For the last few years I have spent more time working in the .NET framework than I do PHP. It’s not that I don’t like PHP, quite the opposite, I love PHP. However, it seems most of the work I’ve been seeing is for the .NET Framework. And there is a reason for that, .NET is more powerful in terms of pure control, the Visual Studio IDE is absolutely awesome for working with large solutions, and the .NET library provides so many powerful tools.
PHP has a lot going for it, it is powerful, scale-able, easy to work with, and free. The LAMP (Linux Apache MySQL PHP) solution is the standard on the internet. And for a good reason! It’s cheap, it’s fast, it’s memory efficient, and it is very secure (if run by a capable admin). I prefer to work on LAMP systems because I can lock it down so well with tools that are well tested and maintained, and to top it off Linux hosting is cheap!
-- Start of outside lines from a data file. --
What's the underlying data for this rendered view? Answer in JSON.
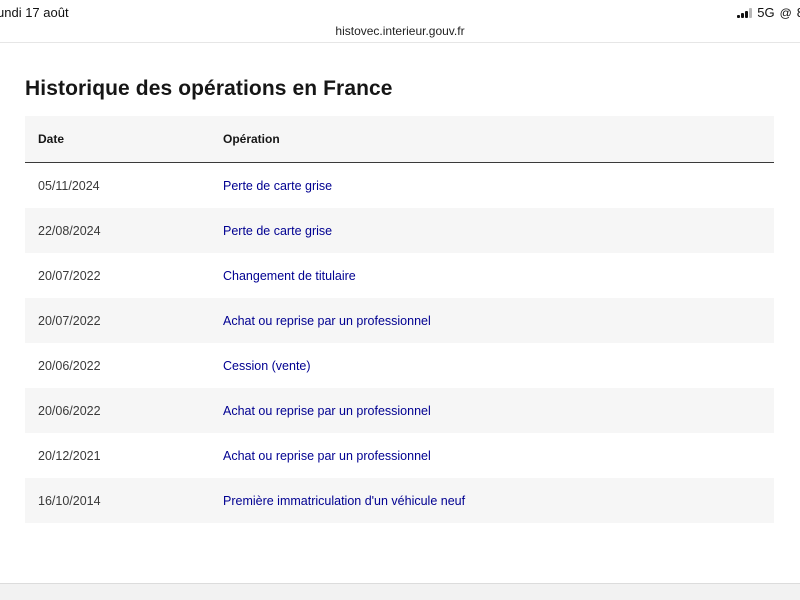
{
  "status_bar": {
    "date": "undi 17 août",
    "network": "5G",
    "battery": "8"
  },
  "browser": {
    "url": "histovec.interieur.gouv.fr"
  },
  "page": {
    "title": "Historique des opérations en France",
    "table": {
      "headers": [
        "Date",
        "Opération"
      ],
      "rows": [
        {
          "date": "05/11/2024",
          "operation": "Perte de carte grise"
        },
        {
          "date": "22/08/2024",
          "operation": "Perte de carte grise"
        },
        {
          "date": "20/07/2022",
          "operation": "Changement de titulaire"
        },
        {
          "date": "20/07/2022",
          "operation": "Achat ou reprise par un professionnel"
        },
        {
          "date": "20/06/2022",
          "operation": "Cession (vente)"
        },
        {
          "date": "20/06/2022",
          "operation": "Achat ou reprise par un professionnel"
        },
        {
          "date": "20/12/2021",
          "operation": "Achat ou reprise par un professionnel"
        },
        {
          "date": "16/10/2014",
          "operation": "Première immatriculation d'un véhicule neuf"
        }
      ]
    }
  }
}
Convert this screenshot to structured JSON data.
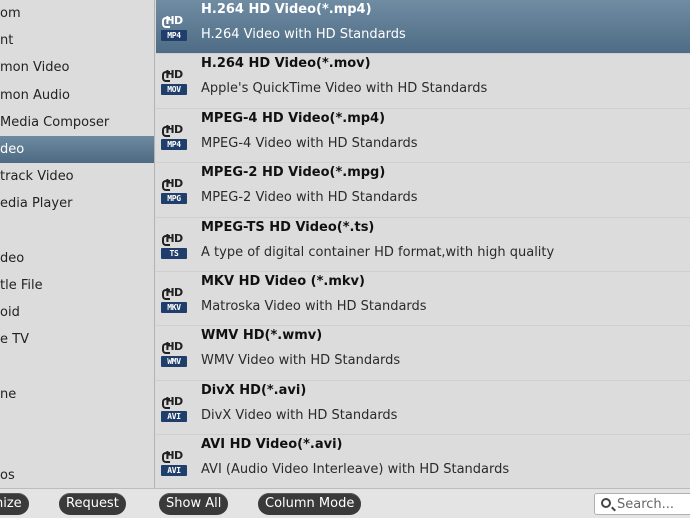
{
  "categories": [
    {
      "label": "om",
      "selected": false
    },
    {
      "label": "nt",
      "selected": false
    },
    {
      "label": "mon Video",
      "selected": false
    },
    {
      "label": "mon Audio",
      "selected": false
    },
    {
      "label": "Media Composer",
      "selected": false
    },
    {
      "label": "deo",
      "selected": true
    },
    {
      "label": "track Video",
      "selected": false
    },
    {
      "label": "edia Player",
      "selected": false
    },
    {
      "label": "",
      "selected": false
    },
    {
      "label": "deo",
      "selected": false
    },
    {
      "label": "tle File",
      "selected": false
    },
    {
      "label": "oid",
      "selected": false
    },
    {
      "label": "e TV",
      "selected": false
    },
    {
      "label": "",
      "selected": false
    },
    {
      "label": "ne",
      "selected": false
    },
    {
      "label": "",
      "selected": false
    },
    {
      "label": "",
      "selected": false
    },
    {
      "label": "os",
      "selected": false
    }
  ],
  "formats": [
    {
      "title": "H.264 HD Video(*.mp4)",
      "desc": "H.264 Video with HD Standards",
      "hd": "HD",
      "ext": "MP4",
      "selected": true
    },
    {
      "title": "H.264 HD Video(*.mov)",
      "desc": "Apple's QuickTime Video with HD Standards",
      "hd": "HD",
      "ext": "MOV",
      "selected": false
    },
    {
      "title": "MPEG-4 HD Video(*.mp4)",
      "desc": "MPEG-4 Video with HD Standards",
      "hd": "HD",
      "ext": "MP4",
      "selected": false
    },
    {
      "title": "MPEG-2 HD Video(*.mpg)",
      "desc": "MPEG-2 Video with HD Standards",
      "hd": "HD",
      "ext": "MPG",
      "selected": false
    },
    {
      "title": "MPEG-TS HD Video(*.ts)",
      "desc": "A type of digital container HD format,with high quality",
      "hd": "HD",
      "ext": "TS",
      "selected": false
    },
    {
      "title": "MKV HD Video (*.mkv)",
      "desc": "Matroska Video with HD Standards",
      "hd": "HD",
      "ext": "MKV",
      "selected": false
    },
    {
      "title": "WMV HD(*.wmv)",
      "desc": "WMV Video with HD Standards",
      "hd": "HD",
      "ext": "WMV",
      "selected": false
    },
    {
      "title": "DivX HD(*.avi)",
      "desc": "DivX Video with HD Standards",
      "hd": "HD",
      "ext": "AVI",
      "selected": false
    },
    {
      "title": "AVI HD Video(*.avi)",
      "desc": "AVI (Audio Video Interleave) with HD Standards",
      "hd": "HD",
      "ext": "AVI",
      "selected": false
    }
  ],
  "toolbar": {
    "customize_label": "nize",
    "request_label": "Request",
    "show_all_label": "Show All",
    "column_mode_label": "Column Mode",
    "search_placeholder": "Search..."
  },
  "colors": {
    "selection": "#4e6c85",
    "badge": "#1f3e6b",
    "button": "#3a3a3a"
  }
}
But PHP does have some drawbacks. A large PHP project can be a nasty endeavor to catch up on. As a developer I always find it difficult coming into a PHP project and trying to figure out what is where. The conventions are simply the whims of whatever the original developer(s) were used to (sometimes none at all).
Also, the trouble with working on large projects. I know that intelisense and “Go To Definition” have spoiled me horribly, but really, that is what the standard should be. Don’t even think about saying “Aptana”, that is the worst IDE I’ve ever had to use. I’ve never seen such a leaky, slow, and bloated excuse for an IDE before. Of course it doesn’t help that the JRE is so terrible on windows.
There are two things that are woefully missing from PHP right now.
- An IDE as awesome as Visual Studio
- A membership provider
Why a membership provider? Because I love PHP software, and there are so many great open source software packages out there. But using more than one on a single site is a terrible thing to go through. What if I want a blog, a wiki, and a forum on one site? That means three different logins, not only for myself, but for my users. Sure, I could write custom hacks to get it to use one database, but that means modifying the code in such a way as to make upgrades a nightmare. PHP apps are supposed to be quick and painless to update.
The way I see it, centralized login is a major missing piece in PHP. If there was an official PHP based membership provider, that was maintained and well-integrated with PHP, then many of the open source projects would start using it.
It should be this simple:
- Install the PHP Membership module
- Configure it to use whatever database you’re running
- Install whatever PHP software packages you want
- Configure the software packages with the login zone ID
- Logins and sessions work across all of the different apps on the site!
Imagine how great that would be!
Update: I found An IDE for PHP that doesn’t suck.
Updated: Feb 7th, 2010